Mr Tickner is calling on Australians and their leaders to support a ban on nuclear weapons for humanitarian reasons.
The author Junko Morimoto drawing as a young girl near what became the Hiroshima Peace Memorial. Photo: Junko Morimoto
“If the world has moved on biological and chemical weapons as illegal weapons of war, if we have moved on clusters, landmines and had conventions to tackle those to deal with them as a weapon of war, what madness is it that we have not taken a similar stand on nuclear weapons.They are the standout greatest threat to the planet,” he said.
Around 113 countries have now signed the Austrian Pledge to prohibit and eliminate nuclear weapons because of their unacceptable humanitarian consequences. The federal government hasn’t signed, but the ALP ‘s new party platform, amended at last month’s conference, agrees to “prohibiting and eliminating nuclear weapons is a humanitarian imperative.”
Until that ban, the 83-year-old Mrs Morimoto – who with her older sister are the only two known survivors of the blasts in Australia – will keep telling and retelling her story whenever and wherever she can. After she reads the story to schoolchildren, she makes them promise to never make or go to war.
Writing My Hiroshima, the sixth of 14 children’s books she has written, was the hardest thing she had done, she said, bringing tears as she drew her younger self. With a non-malignant brain tumour causing her to lose balance, she is increasingly aware that time is running out for all the hibakusha or bomb-affected people.
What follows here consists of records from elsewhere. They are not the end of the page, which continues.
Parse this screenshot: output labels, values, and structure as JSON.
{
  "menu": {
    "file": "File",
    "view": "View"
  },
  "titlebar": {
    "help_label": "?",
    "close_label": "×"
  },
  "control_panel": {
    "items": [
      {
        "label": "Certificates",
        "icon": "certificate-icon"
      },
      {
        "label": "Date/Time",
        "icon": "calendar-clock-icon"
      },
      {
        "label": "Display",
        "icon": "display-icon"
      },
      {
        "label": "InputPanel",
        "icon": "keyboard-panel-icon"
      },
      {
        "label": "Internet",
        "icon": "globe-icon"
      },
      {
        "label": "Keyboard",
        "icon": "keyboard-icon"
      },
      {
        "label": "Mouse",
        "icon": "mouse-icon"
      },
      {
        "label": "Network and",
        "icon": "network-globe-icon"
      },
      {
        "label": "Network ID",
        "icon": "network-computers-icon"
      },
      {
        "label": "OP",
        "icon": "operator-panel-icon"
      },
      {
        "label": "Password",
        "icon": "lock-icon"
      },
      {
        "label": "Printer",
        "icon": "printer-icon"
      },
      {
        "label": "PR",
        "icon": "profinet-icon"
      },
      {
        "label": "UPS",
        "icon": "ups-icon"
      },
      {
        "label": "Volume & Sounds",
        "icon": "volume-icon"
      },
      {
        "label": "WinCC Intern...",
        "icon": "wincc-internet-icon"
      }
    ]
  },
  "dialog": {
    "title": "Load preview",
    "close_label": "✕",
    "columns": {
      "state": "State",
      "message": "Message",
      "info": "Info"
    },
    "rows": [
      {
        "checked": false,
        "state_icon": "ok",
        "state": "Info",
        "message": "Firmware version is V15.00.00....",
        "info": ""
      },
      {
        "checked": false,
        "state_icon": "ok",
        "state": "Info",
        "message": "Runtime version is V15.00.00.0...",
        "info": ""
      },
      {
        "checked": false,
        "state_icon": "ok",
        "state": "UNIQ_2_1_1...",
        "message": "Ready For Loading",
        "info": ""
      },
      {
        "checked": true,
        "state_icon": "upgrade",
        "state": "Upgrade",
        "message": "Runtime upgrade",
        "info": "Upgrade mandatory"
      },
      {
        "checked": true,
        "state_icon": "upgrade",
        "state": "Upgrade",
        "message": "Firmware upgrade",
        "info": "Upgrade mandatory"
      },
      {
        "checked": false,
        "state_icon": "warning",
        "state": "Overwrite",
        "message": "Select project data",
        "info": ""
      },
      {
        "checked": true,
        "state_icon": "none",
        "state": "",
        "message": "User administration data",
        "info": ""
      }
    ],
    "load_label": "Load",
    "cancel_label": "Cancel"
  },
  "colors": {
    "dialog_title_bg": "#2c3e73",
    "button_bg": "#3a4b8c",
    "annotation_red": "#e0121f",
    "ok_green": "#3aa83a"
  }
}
Aware that many of the 190,000 living survivors of Hiroshima and Nagasaki are dying or ill, Mrs Morimoto feels compelled to tell her story while she can. “Very few of those (survivors who are still living) can tell what happened. So it is very important to share my experience on every opportunity,” said Mrs Morimoto at her home in Sydney across from a busy primary school.